[LLVMdev] Clarification on alloca semantics

Justin Holewinski justin.holewinski at gmail.com
Fri Jul 12 09:39:30 PDT 2013

According to the language reference:

*The ‘alloca‘ instruction allocates memory on the stack frame of the
currently executing function, to be automatically released when this
function returns to its caller.
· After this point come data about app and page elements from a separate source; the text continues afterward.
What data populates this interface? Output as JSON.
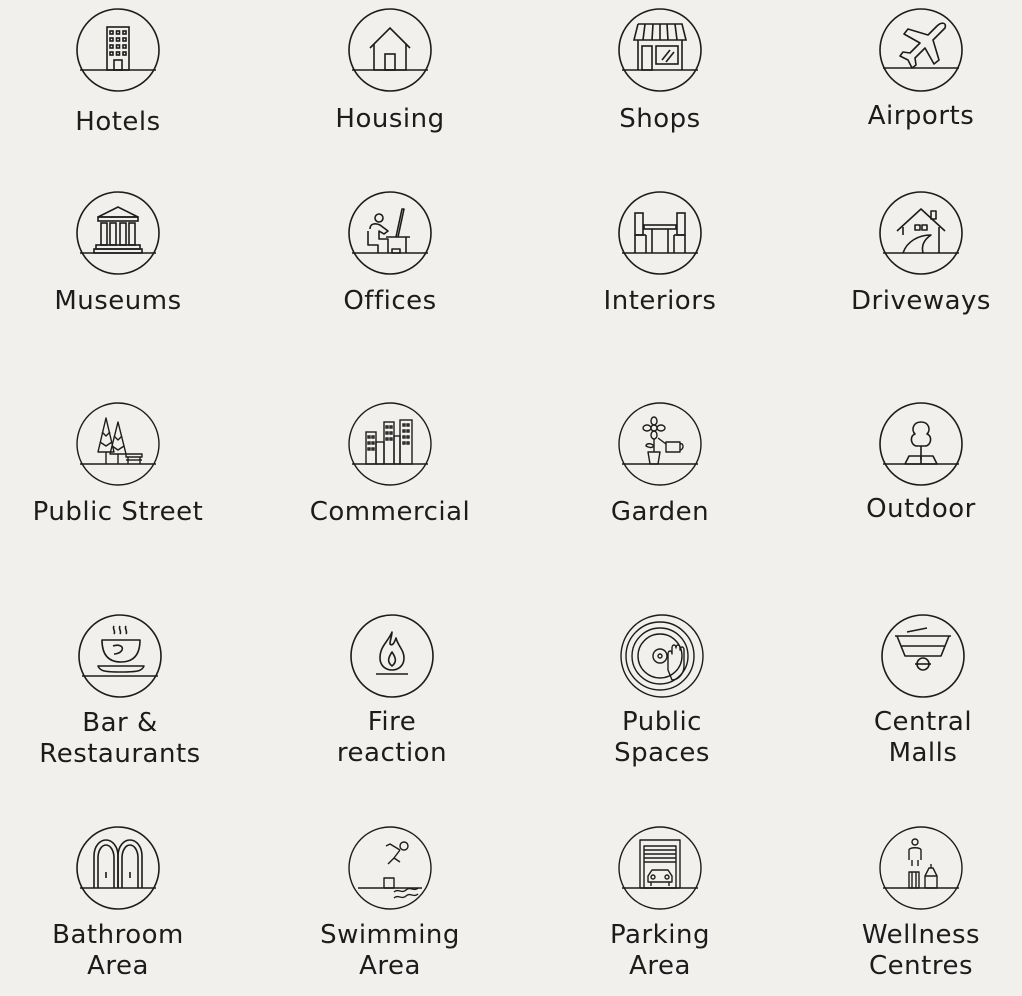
{
  "categories": [
    {
      "label": "Hotels",
      "icon": "hotel-building-icon"
    },
    {
      "label": "Housing",
      "icon": "house-icon"
    },
    {
      "label": "Shops",
      "icon": "shop-storefront-icon"
    },
    {
      "label": "Airports",
      "icon": "airplane-icon"
    },
    {
      "label": "Museums",
      "icon": "museum-icon"
    },
    {
      "label": "Offices",
      "icon": "office-worker-icon"
    },
    {
      "label": "Interiors",
      "icon": "dining-table-icon"
    },
    {
      "label": "Driveways",
      "icon": "driveway-house-icon"
    },
    {
      "label": "Public Street",
      "icon": "park-trees-bench-icon"
    },
    {
      "label": "Commercial",
      "icon": "city-buildings-icon"
    },
    {
      "label": "Garden",
      "icon": "flower-watering-can-icon"
    },
    {
      "label": "Outdoor",
      "icon": "tree-icon"
    },
    {
      "label": "Bar &",
      "label2": "Restaurants",
      "icon": "coffee-cup-icon"
    },
    {
      "label": "Fire",
      "label2": "reaction",
      "icon": "flame-icon"
    },
    {
      "label": "Public",
      "label2": "Spaces",
      "icon": "vinyl-dj-icon"
    },
    {
      "label": "Central",
      "label2": "Malls",
      "icon": "mall-floors-icon"
    },
    {
      "label": "Bathroom",
      "label2": "Area",
      "icon": "bathroom-doors-icon"
    },
    {
      "label": "Swimming",
      "label2": "Area",
      "icon": "swimmer-diving-icon"
    },
    {
      "label": "Parking",
      "label2": "Area",
      "icon": "garage-car-icon"
    },
    {
      "label": "Wellness",
      "label2": "Centres",
      "icon": "wellness-person-icon"
    }
  ],
  "colors": {
    "background": "#f1f0ed",
    "ink": "#1c1c1c"
  }
}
The object is always allocated in the
generic address space (address space zero).*

The last sentence specifies where the memory is allocated, but it's not
clear precisely what "allocated in the generic address space" means.  For
architectures with a segmented memory layout, allocating "in" the generic
address space may not make sense.  Instead, you allocate in a specific
address space, and create a "generic" pointer to that allocation.  Is this
a legal interpretation of the language reference?

If so, I would like to make the text in the language reference more
explicit that this is allowed.  If not, I would like to petition to make
this legal.  Something along the lines of:

*The object is allocated in a target-defined memory space and the returned
pointer is always in the generic address space (address space zero).*



Justin Holewinski
-------------- next part --------------
An HTML attachment was scrubbed...
URL: <http://lists.llvm.org/pipermail/llvm-dev/attachments/20130712/694ec2d1/attachment.html>

More information about the llvm-dev mailing list